In recognition of efforts to form and nurture relationships with a wide array of nations in the region, the Pentagon is renaming its oldest and largest combatant command, Defense Secretary Jim Mattis said Wednesday.
U.S. Pacific Command will be called U.S. Indo-Pacific Command moving forward, he said.
Speaking at the Pearl Harbor Memorial in Hawaii as Adm. Phil Davidson replaced Adm. Harry Harris as head of the command, Mattis spoke of the commitment of the United States not only to the larger nations of the Western Pacific, but also to the nations bordering the Indian Ocean.
"Our 2018 National Defense Strategy is the first of its kind in a decade, and it acknowledges ... America's resolve and lasting commitment to the Indo-Pacific," Mattis said. " ... America continues to invest vigorously in Indo-Pacific stability, bolstering the free and open rules-based international order that has enabled this region to grow and to thrive for over 70 years."
Mattis made repeated references to respecting the sovereignty of individual nations, a key contention in the region amid Chinese land grabs and contested territorial claims.
Military Times first reported earlier this month that the Pentagon was considering renaming PACOM.
A Pentagon spokesman, Army Col. Rob Manning, confirmed the change was under consideration, adding that the scope of the region and responsibilities of its commander would not change even if the name did.
Evidence of the Pentagon's efforts to engage with other nations in the region can be seen in military exercises and other partnered engagement.
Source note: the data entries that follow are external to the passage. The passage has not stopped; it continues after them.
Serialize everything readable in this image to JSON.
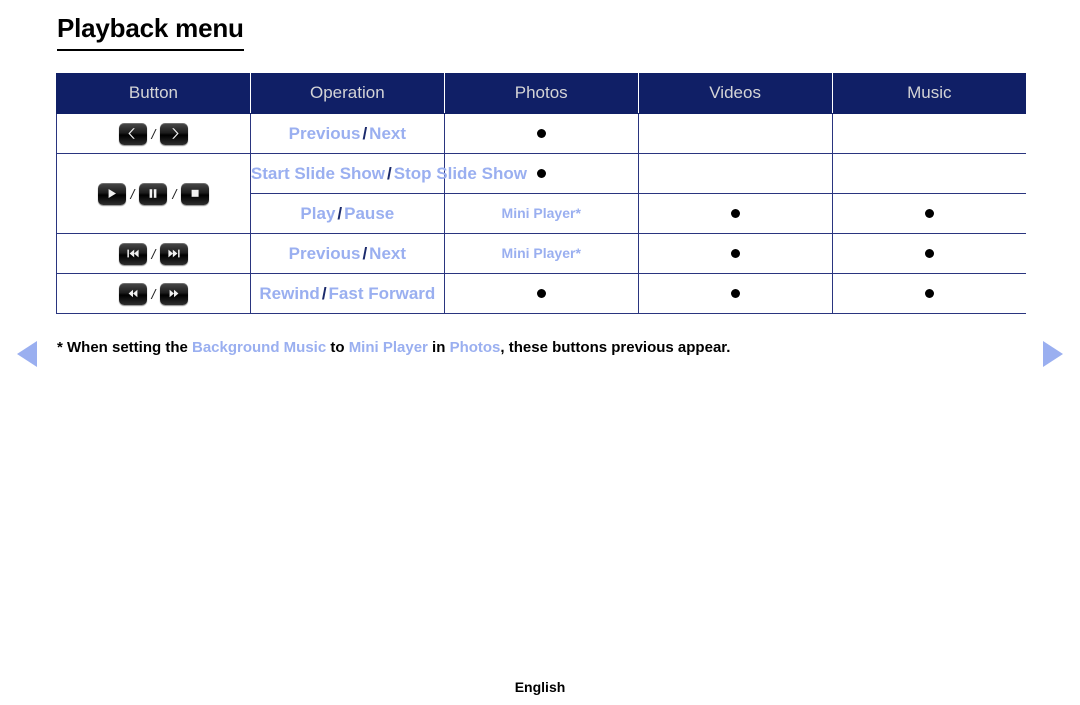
{
  "page": {
    "title": "Playback menu",
    "language": "English"
  },
  "table": {
    "headers": [
      {
        "key": "button",
        "label": "Button"
      },
      {
        "key": "operation",
        "label": "Operation"
      },
      {
        "key": "photos",
        "label": "Photos"
      },
      {
        "key": "videos",
        "label": "Videos"
      },
      {
        "key": "music",
        "label": "Music"
      }
    ],
    "rows": [
      {
        "buttons": [
          "chevron-left",
          "chevron-right"
        ],
        "operation": {
          "left": "Previous",
          "sep": "/",
          "right": "Next"
        },
        "photos": "dot",
        "videos": "",
        "music": ""
      },
      {
        "buttons": [
          "play",
          "pause",
          "stop"
        ],
        "operation": {
          "left": "Start Slide Show",
          "sep": "/",
          "right": "Stop Slide Show"
        },
        "photos": "dot",
        "videos": "",
        "music": ""
      },
      {
        "buttons": [],
        "operation": {
          "left": "Play",
          "sep": "/",
          "right": "Pause"
        },
        "photos": "Mini Player*",
        "videos": "dot",
        "music": "dot"
      },
      {
        "buttons": [
          "skip-previous",
          "skip-next"
        ],
        "operation": {
          "left": "Previous",
          "sep": "/",
          "right": "Next"
        },
        "photos": "Mini Player*",
        "videos": "dot",
        "music": "dot"
      },
      {
        "buttons": [
          "rewind",
          "fast-forward"
        ],
        "operation": {
          "left": "Rewind",
          "sep": "/",
          "right": "Fast Forward"
        },
        "photos": "dot",
        "videos": "dot",
        "music": "dot"
      }
    ]
  },
  "footnote": {
    "part1": "* When setting the ",
    "link1": "Background Music",
    "part2": " to ",
    "link2": "Mini Player",
    "part3": " in ",
    "link3": "Photos",
    "part4": ", these buttons previous appear."
  },
  "navigation": {
    "prev_label": "previous-page-arrow",
    "next_label": "next-page-arrow"
  },
  "colors": {
    "header_bg": "#101f66",
    "header_text": "#d4d4d6",
    "accent_text": "#9aaff0",
    "border": "#2a357f",
    "dot": "#000000"
  }
}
On May 23, representatives from the Indian Army, among other international militaries, participated in the Pacific Amphibious Leaders Symposium, hosted by Marine Corps Forces Pacific.
In January, representatives of the Indian Navy traveled to Pearl Harbor to meet with U.S. 7th Fleet leadership for an annual executive steering group forum.
"Relationships with our Indian Ocean and Pacific allies and partners have proven critical in maintaining regional stability," Mattis said Wednesday. "We stand by our partners and support their sovereign decisions, because all nations large and small are essential to the region to sustain stability in ocean areas critical to maintaining peace."
Mattis credited Harris, who has led PACOM since May 2015, for steering "a steady ship amid often-shifting ocean currents."
"You have demonstrated that the United States takes no relationship for granted," Mattis said.
Davidson, who most recently commanded U.S. Fleet Forces Command, has previous experience in the Pacific, having served multiple tours with the U.S. Pacific Fleet Staff during his 36-year career, according to his official biography.